WHAT YOU ARE ASKED TO DO
Output the entries underneath exactly as they are.

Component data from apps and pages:
━━━━━━━━

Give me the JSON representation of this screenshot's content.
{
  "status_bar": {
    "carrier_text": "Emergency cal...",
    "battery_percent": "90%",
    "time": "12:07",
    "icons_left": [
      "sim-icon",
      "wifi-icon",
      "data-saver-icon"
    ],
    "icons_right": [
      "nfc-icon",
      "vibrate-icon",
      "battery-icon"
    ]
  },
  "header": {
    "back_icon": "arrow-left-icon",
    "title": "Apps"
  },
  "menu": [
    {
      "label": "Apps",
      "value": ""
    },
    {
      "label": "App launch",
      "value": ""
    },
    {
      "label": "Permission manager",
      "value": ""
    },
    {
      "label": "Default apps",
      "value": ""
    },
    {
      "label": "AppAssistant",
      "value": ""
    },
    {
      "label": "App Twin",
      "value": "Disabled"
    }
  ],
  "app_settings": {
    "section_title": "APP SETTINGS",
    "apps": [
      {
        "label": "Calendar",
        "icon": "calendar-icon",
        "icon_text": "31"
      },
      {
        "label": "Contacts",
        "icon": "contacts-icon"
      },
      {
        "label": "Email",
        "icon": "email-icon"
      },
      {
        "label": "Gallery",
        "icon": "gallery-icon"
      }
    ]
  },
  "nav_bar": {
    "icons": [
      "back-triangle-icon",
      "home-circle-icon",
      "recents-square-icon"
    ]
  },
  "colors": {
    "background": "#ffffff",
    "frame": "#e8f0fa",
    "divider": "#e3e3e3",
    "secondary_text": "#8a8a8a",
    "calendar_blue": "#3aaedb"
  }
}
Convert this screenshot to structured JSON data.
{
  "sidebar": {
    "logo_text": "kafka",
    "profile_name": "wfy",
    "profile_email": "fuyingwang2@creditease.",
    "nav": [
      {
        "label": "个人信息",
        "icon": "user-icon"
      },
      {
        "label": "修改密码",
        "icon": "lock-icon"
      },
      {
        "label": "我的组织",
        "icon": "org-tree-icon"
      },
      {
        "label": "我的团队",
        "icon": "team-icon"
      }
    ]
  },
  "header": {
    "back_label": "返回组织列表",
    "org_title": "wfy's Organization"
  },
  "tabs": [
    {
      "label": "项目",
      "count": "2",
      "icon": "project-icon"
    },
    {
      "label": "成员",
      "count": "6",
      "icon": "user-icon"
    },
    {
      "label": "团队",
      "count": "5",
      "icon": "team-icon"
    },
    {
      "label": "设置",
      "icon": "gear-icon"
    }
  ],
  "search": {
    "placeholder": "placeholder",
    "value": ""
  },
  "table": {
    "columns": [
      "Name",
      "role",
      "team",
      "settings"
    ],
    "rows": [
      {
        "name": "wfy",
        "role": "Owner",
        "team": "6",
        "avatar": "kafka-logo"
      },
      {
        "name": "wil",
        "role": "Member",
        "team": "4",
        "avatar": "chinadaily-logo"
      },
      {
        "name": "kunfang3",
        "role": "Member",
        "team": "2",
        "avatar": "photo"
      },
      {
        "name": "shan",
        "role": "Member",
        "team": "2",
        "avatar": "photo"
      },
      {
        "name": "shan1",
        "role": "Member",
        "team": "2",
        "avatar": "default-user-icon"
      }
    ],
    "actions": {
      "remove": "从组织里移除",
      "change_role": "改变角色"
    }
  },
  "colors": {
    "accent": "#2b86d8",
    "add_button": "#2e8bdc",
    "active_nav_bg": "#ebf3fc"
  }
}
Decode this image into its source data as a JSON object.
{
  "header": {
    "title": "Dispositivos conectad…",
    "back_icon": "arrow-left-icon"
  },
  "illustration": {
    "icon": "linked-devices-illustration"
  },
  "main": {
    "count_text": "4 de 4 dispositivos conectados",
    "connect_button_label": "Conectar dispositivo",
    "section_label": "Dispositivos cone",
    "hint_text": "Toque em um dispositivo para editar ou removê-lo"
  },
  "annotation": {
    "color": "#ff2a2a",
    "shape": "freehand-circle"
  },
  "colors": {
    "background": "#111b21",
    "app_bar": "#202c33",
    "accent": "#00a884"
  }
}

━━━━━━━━

SOLUTION TO THIS PROBLEM
Give me the JSON representation of this screenshot's content.
{
  "status_bar": {
    "carrier_text": "Emergency cal...",
    "battery_percent": "90%",
    "time": "12:07",
    "icons_left": [
      "sim-icon",
      "wifi-icon",
      "data-saver-icon"
    ],
    "icons_right": [
      "nfc-icon",
      "vibrate-icon",
      "battery-icon"
    ]
  },
  "header": {
    "back_icon": "arrow-left-icon",
    "title": "Apps"
  },
  "menu": [
    {
      "label": "Apps",
      "value": ""
    },
    {
      "label": "App launch",
      "value": ""
    },
    {
      "label": "Permission manager",
      "value": ""
    },
    {
      "label": "Default apps",
      "value": ""
    },
    {
      "label": "AppAssistant",
      "value": ""
    },
    {
      "label": "App Twin",
      "value": "Disabled"
    }
  ],
  "app_settings": {
    "section_title": "APP SETTINGS",
    "apps": [
      {
        "label": "Calendar",
        "icon": "calendar-icon",
        "icon_text": "31"
      },
      {
        "label": "Contacts",
        "icon": "contacts-icon"
      },
      {
        "label": "Email",
        "icon": "email-icon"
      },
      {
        "label": "Gallery",
        "icon": "gallery-icon"
      }
    ]
  },
  "nav_bar": {
    "icons": [
      "back-triangle-icon",
      "home-circle-icon",
      "recents-square-icon"
    ]
  },
  "colors": {
    "background": "#ffffff",
    "frame": "#e8f0fa",
    "divider": "#e3e3e3",
    "secondary_text": "#8a8a8a",
    "calendar_blue": "#3aaedb"
  }
}
Convert this screenshot to structured JSON data.
{
  "sidebar": {
    "logo_text": "kafka",
    "profile_name": "wfy",
    "profile_email": "fuyingwang2@creditease.",
    "nav": [
      {
        "label": "个人信息",
        "icon": "user-icon"
      },
      {
        "label": "修改密码",
        "icon": "lock-icon"
      },
      {
        "label": "我的组织",
        "icon": "org-tree-icon"
      },
      {
        "label": "我的团队",
        "icon": "team-icon"
      }
    ]
  },
  "header": {
    "back_label": "返回组织列表",
    "org_title": "wfy's Organization"
  },
  "tabs": [
    {
      "label": "项目",
      "count": "2",
      "icon": "project-icon"
    },
    {
      "label": "成员",
      "count": "6",
      "icon": "user-icon"
    },
    {
      "label": "团队",
      "count": "5",
      "icon": "team-icon"
    },
    {
      "label": "设置",
      "icon": "gear-icon"
    }
  ],
  "search": {
    "placeholder": "placeholder",
    "value": ""
  },
  "table": {
    "columns": [
      "Name",
      "role",
      "team",
      "settings"
    ],
    "rows": [
      {
        "name": "wfy",
        "role": "Owner",
        "team": "6",
        "avatar": "kafka-logo"
      },
      {
        "name": "wil",
        "role": "Member",
        "team": "4",
        "avatar": "chinadaily-logo"
      },
      {
        "name": "kunfang3",
        "role": "Member",
        "team": "2",
        "avatar": "photo"
      },
      {
        "name": "shan",
        "role": "Member",
        "team": "2",
        "avatar": "photo"
      },
      {
        "name": "shan1",
        "role": "Member",
        "team": "2",
        "avatar": "default-user-icon"
      }
    ],
    "actions": {
      "remove": "从组织里移除",
      "change_role": "改变角色"
    }
  },
  "colors": {
    "accent": "#2b86d8",
    "add_button": "#2e8bdc",
    "active_nav_bg": "#ebf3fc"
  }
}
Decode this image into its source data as a JSON object.
{
  "header": {
    "title": "Dispositivos conectad…",
    "back_icon": "arrow-left-icon"
  },
  "illustration": {
    "icon": "linked-devices-illustration"
  },
  "main": {
    "count_text": "4 de 4 dispositivos conectados",
    "connect_button_label": "Conectar dispositivo",
    "section_label": "Dispositivos cone",
    "hint_text": "Toque em um dispositivo para editar ou removê-lo"
  },
  "annotation": {
    "color": "#ff2a2a",
    "shape": "freehand-circle"
  },
  "colors": {
    "background": "#111b21",
    "app_bar": "#202c33",
    "accent": "#00a884"
  }
}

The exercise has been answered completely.